The Fellows declaration also suggested that the holder of a U.S. Passport without a male or female gender designation or with some third marker, such as “X”, might encounter difficulties in travel to other countries that insisted on a binary classification. “Is this pure speculation,” asked Jackson. “Is it a fact that other countries validate the information contained within a passport, as opposed to simply verifying the authenticity of the passport itself? And if a third gender marker did lead to inconvenience or difficulty entering other countries, isn’t that solely the problem of the passport holder who made the choice? The current record does not explain why these factors rationally support the policy in place.”
Judge Jackson found that this first attempt by the Department to supply a rationale for its position was lacking. “That is not to say that it can’t be done,” he continued, “but the Department’s first effort to get over the arbitrary and capricious hump was not convincing.” Jackson’s remedy was to return the matter to the Department for “reconsideration,” without dismissing the complaint or ruling on Dana’s constitutional claims.
Given the pending change of administration, there remains some question whether a second attempt will be made by incumbent officials to satisfy the court before January 20, 2017, or whether they will just capitulate and, consistent with the Obama Administration’s decision a few years ago to liberalize the procedure for allowing transgender people to change the sex designation on their passports, accept the reality of people who do not identify either as male or female and figure out a way to accommodate them on U.S. passports, as some other countries have done.
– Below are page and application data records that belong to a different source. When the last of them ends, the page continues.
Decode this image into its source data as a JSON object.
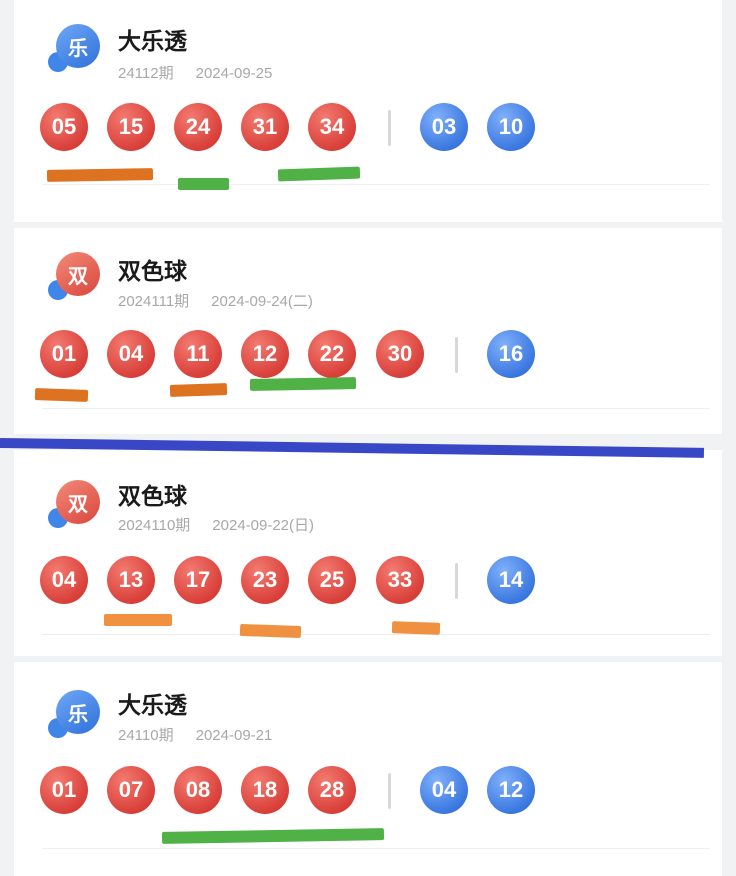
{
  "draws": [
    {
      "lottery": "大乐透",
      "icon_char": "乐",
      "issue": "24112期",
      "date": "2024-09-25",
      "red_balls": [
        "05",
        "15",
        "24",
        "31",
        "34"
      ],
      "blue_balls": [
        "03",
        "10"
      ]
    },
    {
      "lottery": "双色球",
      "icon_char": "双",
      "issue": "2024111期",
      "date": "2024-09-24(二)",
      "red_balls": [
        "01",
        "04",
        "11",
        "12",
        "22",
        "30"
      ],
      "blue_balls": [
        "16"
      ]
    },
    {
      "lottery": "双色球",
      "icon_char": "双",
      "issue": "2024110期",
      "date": "2024-09-22(日)",
      "red_balls": [
        "04",
        "13",
        "17",
        "23",
        "25",
        "33"
      ],
      "blue_balls": [
        "14"
      ]
    },
    {
      "lottery": "大乐透",
      "icon_char": "乐",
      "issue": "24110期",
      "date": "2024-09-21",
      "red_balls": [
        "01",
        "07",
        "08",
        "18",
        "28"
      ],
      "blue_balls": [
        "04",
        "12"
      ]
    }
  ],
  "colors": {
    "red_ball": "#d9403a",
    "blue_ball": "#3b78e0",
    "orange_mark": "#dd7320",
    "green_mark": "#4fb146",
    "divider_line": "#3747c6"
  },
  "icons": {
    "dlt": "dlt-logo-icon",
    "ssq": "ssq-logo-icon"
  }
}
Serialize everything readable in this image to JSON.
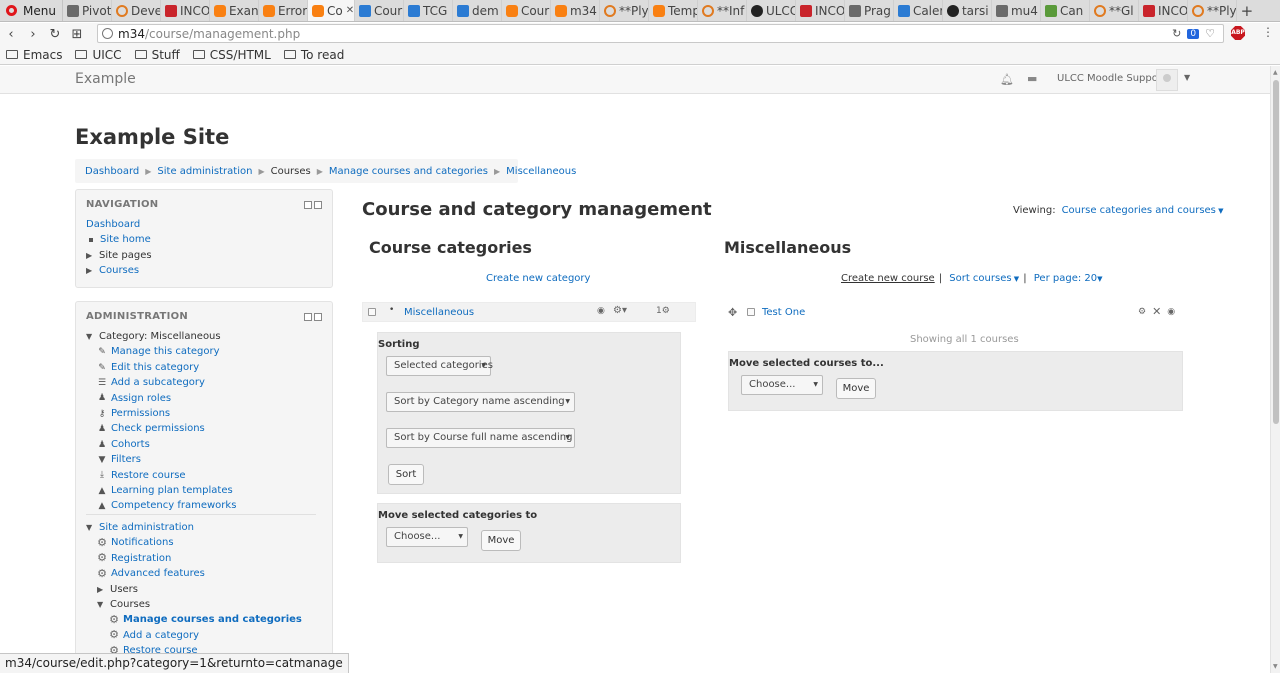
{
  "browser": {
    "menu_label": "Menu",
    "tabs": [
      {
        "label": "Pivot",
        "icon": "document-icon"
      },
      {
        "label": "Deve",
        "icon": "ring-icon"
      },
      {
        "label": "INCO",
        "icon": "mail-icon"
      },
      {
        "label": "Exan",
        "icon": "moodle-icon"
      },
      {
        "label": "Error",
        "icon": "moodle-icon"
      },
      {
        "label": "Co",
        "icon": "moodle-icon",
        "active": true
      },
      {
        "label": "Cour",
        "icon": "blue-b-icon"
      },
      {
        "label": "TCG",
        "icon": "blue-b-icon"
      },
      {
        "label": "dem",
        "icon": "blue-b-icon"
      },
      {
        "label": "Cour",
        "icon": "moodle-icon"
      },
      {
        "label": "m34",
        "icon": "moodle-icon"
      },
      {
        "label": "**Ply",
        "icon": "ring-icon"
      },
      {
        "label": "Temp",
        "icon": "moodle-icon"
      },
      {
        "label": "**Inf",
        "icon": "ring-icon"
      },
      {
        "label": "ULCC",
        "icon": "github-icon"
      },
      {
        "label": "INCO",
        "icon": "mail-icon"
      },
      {
        "label": "Prag",
        "icon": "book-icon"
      },
      {
        "label": "Caler",
        "icon": "outlook-icon"
      },
      {
        "label": "tarsi",
        "icon": "github-icon"
      },
      {
        "label": "mu4",
        "icon": "document-icon"
      },
      {
        "label": "Can",
        "icon": "leaf-icon"
      },
      {
        "label": "**Gl",
        "icon": "ring-icon"
      },
      {
        "label": "INCO",
        "icon": "mail-icon"
      },
      {
        "label": "**Ply",
        "icon": "ring-icon"
      }
    ],
    "url_host": "m34",
    "url_path": "/course/management.php",
    "url_badge": "0",
    "bookmarks": [
      "Emacs",
      "UICC",
      "Stuff",
      "CSS/HTML",
      "To read"
    ],
    "status_url": "m34/course/edit.php?category=1&returnto=catmanage"
  },
  "navbar": {
    "brand": "Example",
    "user_name": "ULCC Moodle Support"
  },
  "site_title": "Example Site",
  "breadcrumb": [
    "Dashboard",
    "Site administration",
    "Courses",
    "Manage courses and categories",
    "Miscellaneous"
  ],
  "navigation": {
    "title": "NAVIGATION",
    "dashboard": "Dashboard",
    "items": [
      "Site home",
      "Site pages",
      "Courses"
    ]
  },
  "administration": {
    "title": "ADMINISTRATION",
    "category_label": "Category: Miscellaneous",
    "category_items": [
      "Manage this category",
      "Edit this category",
      "Add a subcategory",
      "Assign roles",
      "Permissions",
      "Check permissions",
      "Cohorts",
      "Filters",
      "Restore course",
      "Learning plan templates",
      "Competency frameworks"
    ],
    "site_admin": "Site administration",
    "site_items": [
      "Notifications",
      "Registration",
      "Advanced features",
      "Users",
      "Courses"
    ],
    "course_items": [
      "Manage courses and categories",
      "Add a category",
      "Restore course"
    ]
  },
  "main": {
    "title": "Course and category management",
    "viewing_label": "Viewing:",
    "viewing_value": "Course categories and courses",
    "categories_heading": "Course categories",
    "create_category": "Create new category",
    "category_name": "Miscellaneous",
    "category_count": "1",
    "sorting_label": "Sorting",
    "sort_select_1": "Selected categories",
    "sort_select_2": "Sort by Category name ascending",
    "sort_select_3": "Sort by Course full name ascending",
    "sort_button": "Sort",
    "move_categories_label": "Move selected categories to",
    "move_choose": "Choose...",
    "move_button": "Move",
    "courses_heading": "Miscellaneous",
    "create_course": "Create new course",
    "sort_courses": "Sort courses",
    "per_page": "Per page: 20",
    "course_name": "Test One",
    "showing": "Showing all 1 courses",
    "move_courses_label": "Move selected courses to...",
    "move_courses_choose": "Choose...",
    "move_courses_button": "Move"
  }
}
Otherwise, the task of responding to the court’s Order will be left to officials of the incoming administration.
Judge Jackson, previously a Colorado state court judge, was appointed to the federal bench by President Barack Obama in 2010, and was confirmed by unanimous consent of the Senate in 2011.
Tags: gender binary, International civil Aviation Organization, intersex, intersexuals, John Forbes Kerry, Lambda Legal, Secretary of State, U.S. Department of State, U.S. District Court Colorado, U.S. District Judge R. Brooke Jackson, U.S. Passport, Zzyym v. Kerry